The Italian media reported last week that local prosecutors in L'Aquila, which was struck last year by an earthquake that killed more than 300 people, are considering charges, including manslaughter, against researchers and officials of National Geophysics and Vulcanology Institute (INGV) for dismissing predictions before the catastrophe that a major tremor would soon occur:
"Those involved were highly qualified individuals who should have provided the public with different answers," said L'Aquila's chief prosecutor, Alfredo Rossini. "It was not the case that we received no warning, because there had already been tremors.
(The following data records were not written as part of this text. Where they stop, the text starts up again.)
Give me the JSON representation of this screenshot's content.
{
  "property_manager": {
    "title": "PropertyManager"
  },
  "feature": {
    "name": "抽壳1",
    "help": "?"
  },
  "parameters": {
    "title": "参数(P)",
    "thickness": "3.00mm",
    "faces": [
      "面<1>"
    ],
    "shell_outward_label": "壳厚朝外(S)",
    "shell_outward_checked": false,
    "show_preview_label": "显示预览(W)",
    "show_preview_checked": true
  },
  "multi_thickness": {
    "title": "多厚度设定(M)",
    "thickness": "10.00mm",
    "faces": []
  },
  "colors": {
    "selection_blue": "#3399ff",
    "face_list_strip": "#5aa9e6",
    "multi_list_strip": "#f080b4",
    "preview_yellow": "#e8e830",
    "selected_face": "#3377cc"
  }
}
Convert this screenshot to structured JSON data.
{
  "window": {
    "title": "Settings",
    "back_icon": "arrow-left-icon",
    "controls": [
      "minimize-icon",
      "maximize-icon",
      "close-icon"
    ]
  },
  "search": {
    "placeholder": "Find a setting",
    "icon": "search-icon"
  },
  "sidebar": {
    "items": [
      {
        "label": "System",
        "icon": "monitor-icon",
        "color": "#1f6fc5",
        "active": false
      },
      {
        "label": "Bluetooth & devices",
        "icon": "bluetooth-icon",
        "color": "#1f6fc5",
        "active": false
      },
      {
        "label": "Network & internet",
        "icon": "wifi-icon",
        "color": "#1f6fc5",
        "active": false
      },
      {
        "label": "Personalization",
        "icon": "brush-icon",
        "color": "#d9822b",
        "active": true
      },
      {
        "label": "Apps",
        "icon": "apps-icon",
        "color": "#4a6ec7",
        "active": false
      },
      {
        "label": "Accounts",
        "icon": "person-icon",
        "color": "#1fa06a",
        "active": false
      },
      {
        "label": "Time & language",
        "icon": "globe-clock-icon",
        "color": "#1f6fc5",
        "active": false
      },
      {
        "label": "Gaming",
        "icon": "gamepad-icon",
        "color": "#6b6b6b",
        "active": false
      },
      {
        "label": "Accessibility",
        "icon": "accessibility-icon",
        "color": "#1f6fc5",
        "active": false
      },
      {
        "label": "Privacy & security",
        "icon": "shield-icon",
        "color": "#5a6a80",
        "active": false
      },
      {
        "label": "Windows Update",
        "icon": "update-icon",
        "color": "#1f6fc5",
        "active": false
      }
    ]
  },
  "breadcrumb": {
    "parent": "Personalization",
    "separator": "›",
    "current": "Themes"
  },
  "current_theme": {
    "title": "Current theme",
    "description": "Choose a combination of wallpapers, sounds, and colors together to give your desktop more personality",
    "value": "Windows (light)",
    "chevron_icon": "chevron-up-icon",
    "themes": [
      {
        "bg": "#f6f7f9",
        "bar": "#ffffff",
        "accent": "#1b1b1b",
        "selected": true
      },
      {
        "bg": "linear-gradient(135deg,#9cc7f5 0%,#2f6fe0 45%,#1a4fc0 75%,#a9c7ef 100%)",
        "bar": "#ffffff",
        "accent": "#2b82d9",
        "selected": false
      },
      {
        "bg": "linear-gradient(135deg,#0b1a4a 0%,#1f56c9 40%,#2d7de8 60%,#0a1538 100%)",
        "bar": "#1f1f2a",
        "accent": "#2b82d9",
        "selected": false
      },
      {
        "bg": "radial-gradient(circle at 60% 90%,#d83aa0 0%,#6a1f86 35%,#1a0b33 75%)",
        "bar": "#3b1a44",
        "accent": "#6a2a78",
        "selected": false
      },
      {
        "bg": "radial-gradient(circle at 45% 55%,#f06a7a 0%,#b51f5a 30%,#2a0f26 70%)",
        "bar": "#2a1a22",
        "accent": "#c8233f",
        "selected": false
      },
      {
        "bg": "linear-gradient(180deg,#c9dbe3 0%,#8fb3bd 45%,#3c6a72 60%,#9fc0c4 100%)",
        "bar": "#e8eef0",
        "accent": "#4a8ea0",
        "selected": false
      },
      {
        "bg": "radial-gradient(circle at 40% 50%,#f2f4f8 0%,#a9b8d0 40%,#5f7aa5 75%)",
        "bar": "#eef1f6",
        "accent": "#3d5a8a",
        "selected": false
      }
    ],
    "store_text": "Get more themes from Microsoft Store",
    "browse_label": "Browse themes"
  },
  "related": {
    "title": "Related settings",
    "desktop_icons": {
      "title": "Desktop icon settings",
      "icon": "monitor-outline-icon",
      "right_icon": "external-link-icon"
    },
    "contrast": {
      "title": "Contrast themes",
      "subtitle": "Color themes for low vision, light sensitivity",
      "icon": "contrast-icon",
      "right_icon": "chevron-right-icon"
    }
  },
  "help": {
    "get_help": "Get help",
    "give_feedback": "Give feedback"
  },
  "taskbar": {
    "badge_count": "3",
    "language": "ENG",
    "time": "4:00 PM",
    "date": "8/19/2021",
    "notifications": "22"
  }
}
However, the advice given was that there was no need for people to leave their homes".
Rossini said his office had opened the probe following numerous complaints from members of the public, who had not left their homes that night when the first tremors struck on the basis of that advice. "People died and we could not just ignore this line of investigation," he said. "The preliminary inquiries in this very important probe have now finished, and we hope this next phase meets people's expectations".